It was after the invention of the Wood Screw Pump that the city could expand because the “backswamps” had been drained out. The backswamp was the area of town now known as Gentilly, Lakeview, and City Park.  In addition to urban development, draining the swamp had other benefits. The mosquitoes and diseases were also gone with the stagnant flood water, and the mortality rate fell. The pumps also improved the quality of New Orleans’ water supply.

The Wood Screw Pump is still in action at the Pumping Station #1

The Side Effect

Despite the benefits that the pumps brought to the city, there was also a downside. Because the city’s swamps had been drained, it made the ground subside, and parts of the city went 10 feet below sea level. This made them even more vulnerable to rainfall and rising water, and also dependent on the pumps, outfall canals, and levees.

The Wood Screw Pump is one of the best ever made. During Hurricane Katrina in 2005, the original Wood Screw Pump consistently did its job, while the newer pumps broke down quickly.

Innovation is Needed

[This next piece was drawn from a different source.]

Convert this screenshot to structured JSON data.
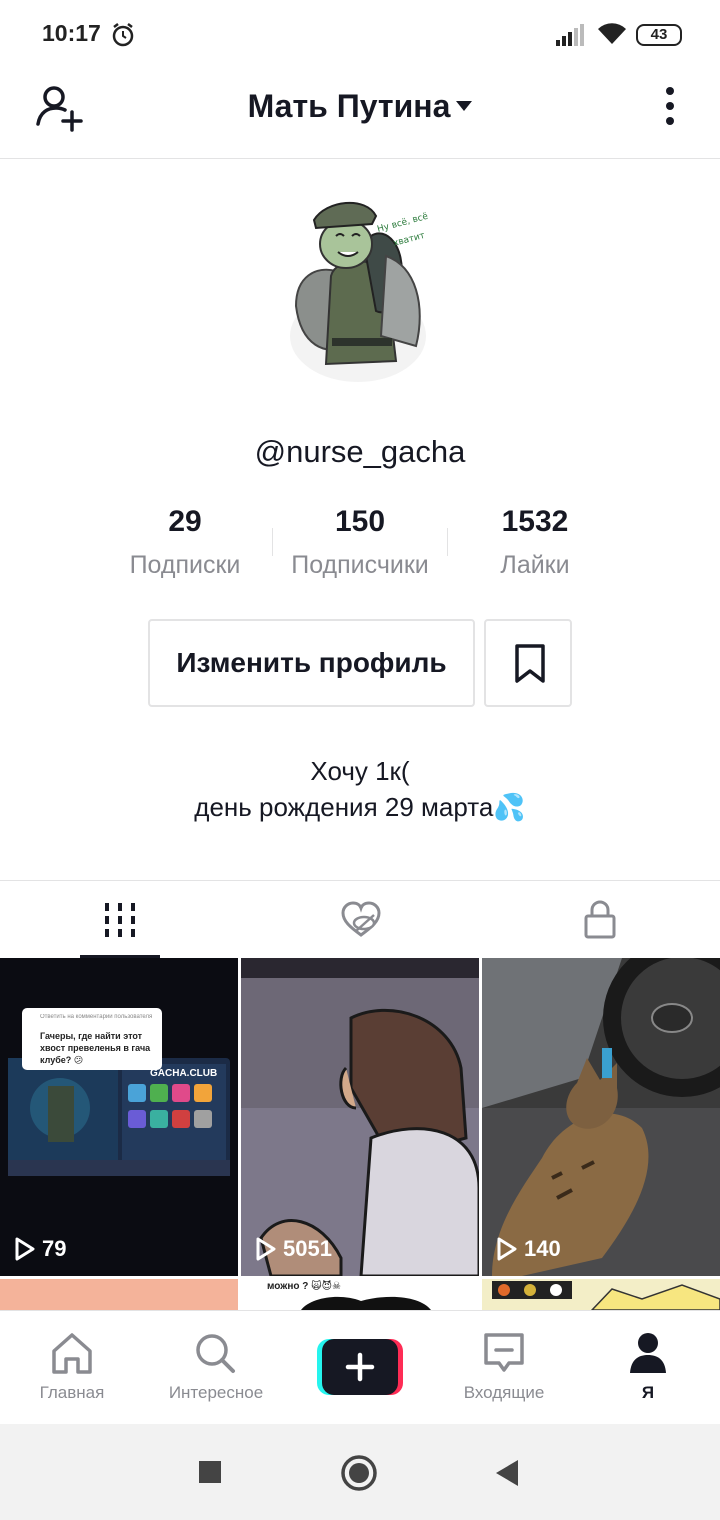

With an ever evolving landscape and climate, the old Wood Screw pumps don’t make the cut anymore. The early 20th-century drainage system we still have in place today can handle about ½” of rain water per hour. On August 11th, 2017, we saw nearly 9 inches of rainwater get dumped on the city in less than 3 hours.  While the pumps are still doing their job 100 years later (thank goodness!), early 20th-century mechanisms in this new age of technology are not what a city should depend on. Innovation is needed.

Wood was an avid fisherman and sailor who succumbed to a heart attack aboard his yacht, the Nydia, in 1956. New Orleans needs to find another Wood.